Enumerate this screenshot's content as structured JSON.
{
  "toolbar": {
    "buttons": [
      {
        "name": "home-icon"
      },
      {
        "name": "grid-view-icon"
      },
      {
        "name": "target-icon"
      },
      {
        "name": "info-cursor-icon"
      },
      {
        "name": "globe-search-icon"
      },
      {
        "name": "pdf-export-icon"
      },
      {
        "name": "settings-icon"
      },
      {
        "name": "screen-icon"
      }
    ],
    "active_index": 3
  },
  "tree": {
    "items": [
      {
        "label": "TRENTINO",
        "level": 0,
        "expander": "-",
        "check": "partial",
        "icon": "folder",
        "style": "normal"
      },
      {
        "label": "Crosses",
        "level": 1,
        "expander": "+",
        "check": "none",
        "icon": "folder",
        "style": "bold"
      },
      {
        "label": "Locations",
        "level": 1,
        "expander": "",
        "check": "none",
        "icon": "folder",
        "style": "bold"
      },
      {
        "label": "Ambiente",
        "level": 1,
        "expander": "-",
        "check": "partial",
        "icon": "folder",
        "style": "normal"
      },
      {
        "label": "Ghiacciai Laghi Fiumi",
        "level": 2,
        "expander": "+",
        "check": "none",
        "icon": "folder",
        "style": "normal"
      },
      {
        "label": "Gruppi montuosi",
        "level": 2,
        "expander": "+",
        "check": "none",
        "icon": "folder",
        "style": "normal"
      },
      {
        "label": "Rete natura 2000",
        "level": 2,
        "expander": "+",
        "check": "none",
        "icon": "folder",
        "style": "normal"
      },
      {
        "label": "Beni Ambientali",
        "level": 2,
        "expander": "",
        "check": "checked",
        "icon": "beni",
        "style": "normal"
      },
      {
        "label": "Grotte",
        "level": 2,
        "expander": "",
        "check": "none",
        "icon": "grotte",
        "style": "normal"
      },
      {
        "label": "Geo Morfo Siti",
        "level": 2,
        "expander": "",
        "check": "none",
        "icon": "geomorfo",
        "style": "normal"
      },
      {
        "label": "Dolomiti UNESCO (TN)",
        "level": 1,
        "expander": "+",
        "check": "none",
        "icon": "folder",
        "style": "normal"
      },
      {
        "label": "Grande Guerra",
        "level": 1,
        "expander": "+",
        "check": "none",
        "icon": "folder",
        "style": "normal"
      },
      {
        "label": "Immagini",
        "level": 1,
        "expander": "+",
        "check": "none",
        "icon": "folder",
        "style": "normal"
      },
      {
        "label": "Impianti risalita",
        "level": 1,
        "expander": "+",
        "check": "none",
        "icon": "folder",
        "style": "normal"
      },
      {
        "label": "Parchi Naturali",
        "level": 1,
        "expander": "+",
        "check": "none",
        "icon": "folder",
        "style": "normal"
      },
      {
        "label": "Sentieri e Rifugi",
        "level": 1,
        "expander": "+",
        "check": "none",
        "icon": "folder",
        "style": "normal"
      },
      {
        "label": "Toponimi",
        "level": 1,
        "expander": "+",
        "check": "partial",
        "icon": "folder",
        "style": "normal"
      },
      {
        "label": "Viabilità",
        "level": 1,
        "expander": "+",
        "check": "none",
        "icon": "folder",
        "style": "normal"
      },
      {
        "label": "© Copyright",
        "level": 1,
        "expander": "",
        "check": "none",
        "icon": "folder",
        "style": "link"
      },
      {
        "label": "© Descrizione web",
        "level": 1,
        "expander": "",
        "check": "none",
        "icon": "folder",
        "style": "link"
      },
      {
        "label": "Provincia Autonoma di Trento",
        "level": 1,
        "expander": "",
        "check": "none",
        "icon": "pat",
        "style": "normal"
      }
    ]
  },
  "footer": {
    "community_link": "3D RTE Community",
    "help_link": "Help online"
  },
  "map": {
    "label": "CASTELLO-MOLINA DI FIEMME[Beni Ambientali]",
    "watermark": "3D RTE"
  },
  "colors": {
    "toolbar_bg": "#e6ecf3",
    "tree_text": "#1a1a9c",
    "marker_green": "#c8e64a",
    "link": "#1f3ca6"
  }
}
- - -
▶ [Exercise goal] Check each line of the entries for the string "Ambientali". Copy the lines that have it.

▶ [Answer to the problem]
        "label": "Beni Ambientali",
    "label": "CASTELLO-MOLINA DI FIEMME[Beni Ambientali]",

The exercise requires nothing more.